On every farm there should be gim
lets, augers and bits, chisels, files,
hammers, awls for mending harness
indes etc. Then there should be a full supply
ve of nails, screws, bolts and nuts. To
fro make a chest for these things, select
also four boxes of the proper size and
Bonin a a x
ed toshape and with some half-inch lum
alture ber build a frame for them to work
inited In; over them arrange a top, and then
was build on a smeall box, hinging it and
if the placing a hasp, or if necessary a loco
sly in on it. This small box should be divided
and into small compartments with spaces
,nd at at the back for small tools. The draw
rtette, era may be arranged to suit the tool
se for or the nails and screws that hg tO e
d dis- Into theal.
Oioe in Walker
Tom Terry. Phona8'tI
clea n bon.st fed; Tromp ser
vice, full weightsi d ps.It .
doesn't matter tows wIl.er yes_ by
feed fort one hera. 'i bt r W
want to sell you what *e p. 7 I
FAIN & ,KR
DR. E. A. LEE.
Rooms 1 and 2, Morse Building.
OFFICE HOURS 2 to 3 p. m.
Residence, North Main street.
C, E. TERRY, M D,,
11, Special attention given Surgery, Oua
et gical Diseases and Diseases of Womes
ad and Children.
Local Surgeon for Southern Padce
8 orICE s crrT PrAa:MAcr.
b- gSDo~ E NDE: DeJOAN E00U43
eg TELEPHONE No. 5.
heDR. THOS, L. TERRY,
Physcia and Sur[on.

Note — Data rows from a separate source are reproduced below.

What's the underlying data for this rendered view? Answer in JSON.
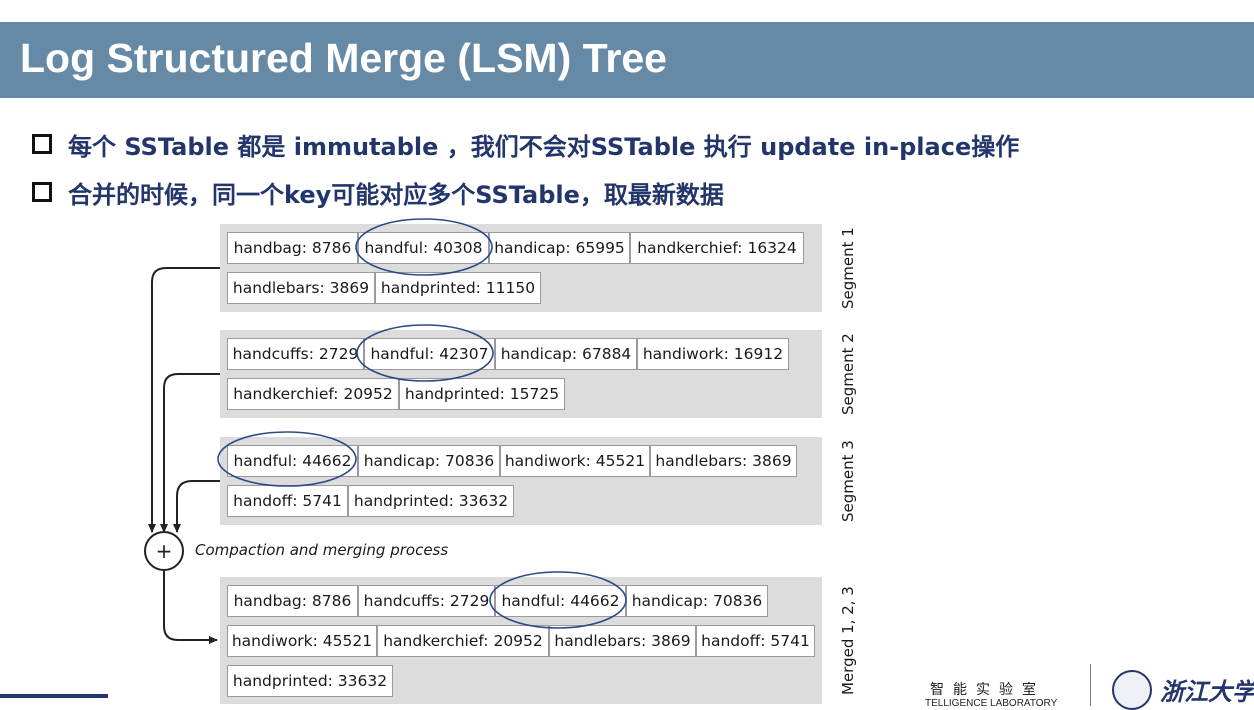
{
  "slide": {
    "title": "Log Structured Merge (LSM) Tree",
    "bullets": [
      "每个 SSTable 都是 immutable ，我们不会对SSTable 执行 update in-place操作",
      "合并的时候，同一个key可能对应多个SSTable，取最新数据"
    ]
  },
  "diagram": {
    "segments": [
      {
        "label": "Segment 1",
        "rows": [
          [
            "handbag: 8786",
            "handful: 40308",
            "handicap: 65995",
            "handkerchief: 16324"
          ],
          [
            "handlebars: 3869",
            "handprinted: 11150"
          ]
        ]
      },
      {
        "label": "Segment 2",
        "rows": [
          [
            "handcuffs: 2729",
            "handful: 42307",
            "handicap: 67884",
            "handiwork: 16912"
          ],
          [
            "handkerchief: 20952",
            "handprinted: 15725"
          ]
        ]
      },
      {
        "label": "Segment 3",
        "rows": [
          [
            "handful: 44662",
            "handicap: 70836",
            "handiwork: 45521",
            "handlebars: 3869"
          ],
          [
            "handoff: 5741",
            "handprinted: 33632"
          ]
        ]
      },
      {
        "label": "Merged 1, 2, 3",
        "rows": [
          [
            "handbag: 8786",
            "handcuffs: 2729",
            "handful: 44662",
            "handicap: 70836"
          ],
          [
            "handiwork: 45521",
            "handkerchief: 20952",
            "handlebars: 3869",
            "handoff: 5741"
          ],
          [
            "handprinted: 33632"
          ]
        ]
      }
    ],
    "process_label": "Compaction and merging process",
    "plus_symbol": "+",
    "circle_color": "#2a4a86"
  },
  "footer": {
    "lab_name_cn": "智能实验室",
    "lab_name_en": "TELLIGENCE LABORATORY",
    "university_cn": "浙江大学"
  },
  "colors": {
    "title_bar": "#6689a6",
    "bullet_text": "#23366b",
    "segment_bg": "#dcdcdc"
  }
}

ta- Special attention given Surgery, Sur
ant Sieal Diseases, and Diseases of Women
ish and Children.
~o hief Local Surgeon for Southern Pa
0re OFfice: Over Walker's Store
as- tesidenee North Mail St.
a- E. S. HEMPSTEAD,
JUSTICE of the PEACE.
10o- Collections given prompt attention.
th Office next to Terry's drug store.
esD.t M. GOn. Fsax Corros.
GllER & COTTON,
Lose CIUIL ENGINEERS XP
"e 'P 'P and SURUEYORS.
ale, Mr. Cotton will locate in Welsh and
me. Mr. Grier will continue to reside in
Rates $10 per day. Assistants and
Expenses extra. 283&w1m
2 D. R. WILLIAMS & CO.,
ays. JENNJv IGS, LA.
ind- Wild Lands, Improved Farms
ing. and Town Lots. Rice and Pine
are Lands in Louisiana and Texas.
Office in the new Bullick Bui' iE
"e E. F. ROWSON & CO.,
on JENNINGS. LA.
Wild Lands, Improved Farms and
Town Lots. Rice and Pine Lands.
in Louisiana and Texas.
) inCITY BAKERY,
rive BOLLICH BROS, Props.
ffin. Headquasrters for fne Bread and
Cakes. Bread delivered to your
own door. Patronle homelnadustry.
m- IMPORTED AND DO.
ness MESJIC CIGAR..
To Wholeosle agents. Jennings, La.,
ranch A. T. Morris Wholesale (
slec gar House, Clneinnsti. Ohio.
01IUHB & CRBESCeH
The Best Line to New Yetk'Phili
delphia, Baltimore, Washingtom5
clnnati, Chattanooga, Drm ~ I .,
all points in the East.
Through Sleeper, New
New York via Chattanooglla
Lynchburg, Wa.hitngte a
lum. Pllman Seeper,
then Dianig Oar